Entries from a dataset of interfaces:
<<<<
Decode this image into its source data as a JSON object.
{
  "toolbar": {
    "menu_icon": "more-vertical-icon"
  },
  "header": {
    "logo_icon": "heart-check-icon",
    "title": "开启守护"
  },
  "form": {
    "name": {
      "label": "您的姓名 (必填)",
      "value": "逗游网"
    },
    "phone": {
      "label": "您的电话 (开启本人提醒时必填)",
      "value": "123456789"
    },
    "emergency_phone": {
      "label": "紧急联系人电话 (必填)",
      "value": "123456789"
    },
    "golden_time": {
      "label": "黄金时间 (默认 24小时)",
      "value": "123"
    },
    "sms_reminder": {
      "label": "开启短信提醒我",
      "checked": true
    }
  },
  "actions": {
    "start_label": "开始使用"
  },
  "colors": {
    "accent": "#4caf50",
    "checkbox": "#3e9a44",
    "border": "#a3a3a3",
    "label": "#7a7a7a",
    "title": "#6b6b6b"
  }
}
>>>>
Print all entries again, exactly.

Decode this image into its source data as a JSON object.
{
  "toolbar": {
    "menu_icon": "more-vertical-icon"
  },
  "header": {
    "logo_icon": "heart-check-icon",
    "title": "开启守护"
  },
  "form": {
    "name": {
      "label": "您的姓名 (必填)",
      "value": "逗游网"
    },
    "phone": {
      "label": "您的电话 (开启本人提醒时必填)",
      "value": "123456789"
    },
    "emergency_phone": {
      "label": "紧急联系人电话 (必填)",
      "value": "123456789"
    },
    "golden_time": {
      "label": "黄金时间 (默认 24小时)",
      "value": "123"
    },
    "sms_reminder": {
      "label": "开启短信提醒我",
      "checked": true
    }
  },
  "actions": {
    "start_label": "开始使用"
  },
  "colors": {
    "accent": "#4caf50",
    "checkbox": "#3e9a44",
    "border": "#a3a3a3",
    "label": "#7a7a7a",
    "title": "#6b6b6b"
  }
}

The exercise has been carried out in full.